Exercise instructions :: Gather each line of the entries below that includes "myeks".
Start of Dataset excerpts
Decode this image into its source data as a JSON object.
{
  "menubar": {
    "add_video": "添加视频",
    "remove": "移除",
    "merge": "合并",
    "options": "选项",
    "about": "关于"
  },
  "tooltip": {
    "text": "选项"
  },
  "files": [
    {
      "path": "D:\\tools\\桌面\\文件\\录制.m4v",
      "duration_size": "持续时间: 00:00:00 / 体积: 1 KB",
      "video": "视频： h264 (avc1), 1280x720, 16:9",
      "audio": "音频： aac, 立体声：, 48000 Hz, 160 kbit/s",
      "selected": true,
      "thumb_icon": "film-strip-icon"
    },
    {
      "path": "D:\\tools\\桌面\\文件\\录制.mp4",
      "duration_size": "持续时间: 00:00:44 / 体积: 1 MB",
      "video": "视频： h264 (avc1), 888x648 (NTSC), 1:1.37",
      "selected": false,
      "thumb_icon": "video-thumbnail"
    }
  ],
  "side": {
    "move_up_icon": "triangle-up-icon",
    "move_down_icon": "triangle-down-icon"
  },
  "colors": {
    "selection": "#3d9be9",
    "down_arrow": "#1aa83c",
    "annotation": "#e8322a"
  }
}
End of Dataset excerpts
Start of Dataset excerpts
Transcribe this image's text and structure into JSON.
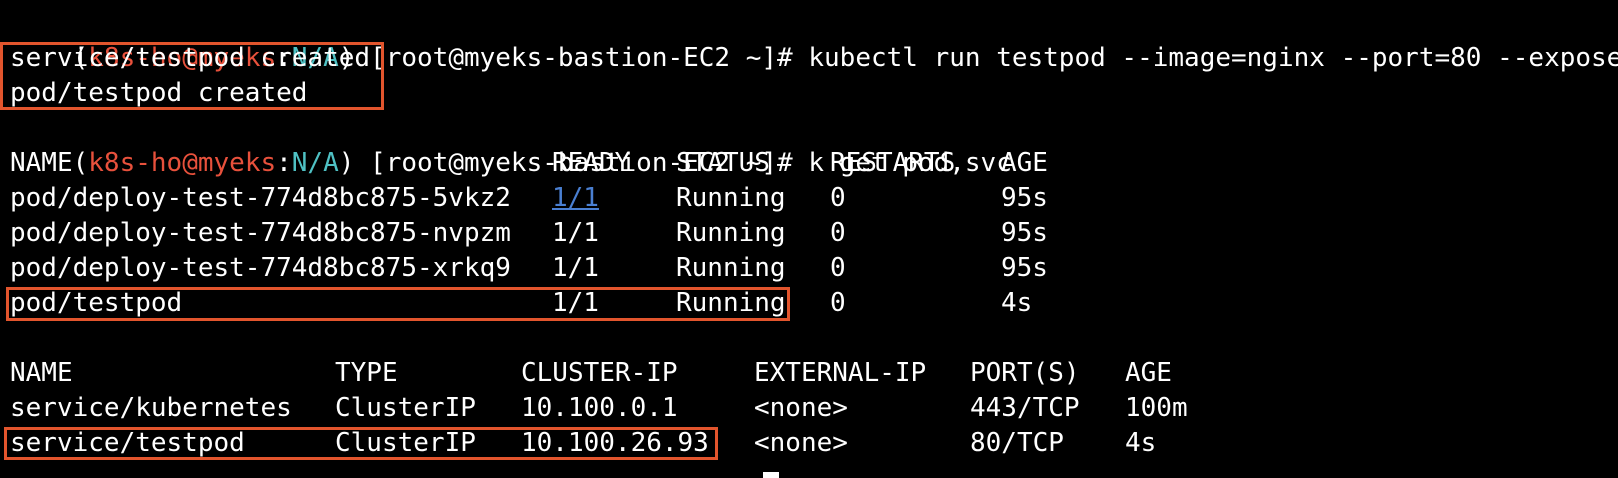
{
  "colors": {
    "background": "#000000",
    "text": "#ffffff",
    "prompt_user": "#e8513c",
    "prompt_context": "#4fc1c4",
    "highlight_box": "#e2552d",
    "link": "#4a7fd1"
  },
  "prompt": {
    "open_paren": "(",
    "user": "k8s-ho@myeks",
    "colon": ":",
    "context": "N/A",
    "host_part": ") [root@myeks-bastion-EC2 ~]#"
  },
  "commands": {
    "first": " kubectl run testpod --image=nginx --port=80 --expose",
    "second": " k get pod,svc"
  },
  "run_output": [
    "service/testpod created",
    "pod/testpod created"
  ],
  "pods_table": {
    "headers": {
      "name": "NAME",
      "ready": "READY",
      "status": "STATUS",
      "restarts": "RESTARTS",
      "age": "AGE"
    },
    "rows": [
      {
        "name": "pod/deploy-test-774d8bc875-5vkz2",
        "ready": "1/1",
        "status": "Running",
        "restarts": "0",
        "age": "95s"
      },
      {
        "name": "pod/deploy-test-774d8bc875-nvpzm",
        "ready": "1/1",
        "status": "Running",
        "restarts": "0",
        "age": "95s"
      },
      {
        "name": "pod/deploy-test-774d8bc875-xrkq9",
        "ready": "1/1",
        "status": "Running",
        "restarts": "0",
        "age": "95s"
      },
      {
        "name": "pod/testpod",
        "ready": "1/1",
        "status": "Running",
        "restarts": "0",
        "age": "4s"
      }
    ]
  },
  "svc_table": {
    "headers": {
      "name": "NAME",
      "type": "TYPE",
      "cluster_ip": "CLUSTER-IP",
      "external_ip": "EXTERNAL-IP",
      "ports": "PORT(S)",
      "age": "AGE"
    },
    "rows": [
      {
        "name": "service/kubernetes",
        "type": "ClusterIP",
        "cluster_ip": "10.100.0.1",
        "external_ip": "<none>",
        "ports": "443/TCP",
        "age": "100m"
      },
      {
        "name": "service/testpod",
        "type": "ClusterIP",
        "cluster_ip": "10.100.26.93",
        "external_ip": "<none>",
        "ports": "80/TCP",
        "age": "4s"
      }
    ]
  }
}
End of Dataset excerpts
Task answer ::
    "user": "k8s-ho@myeks",
    "host_part": ") [root@myeks-bastion-EC2 ~]#"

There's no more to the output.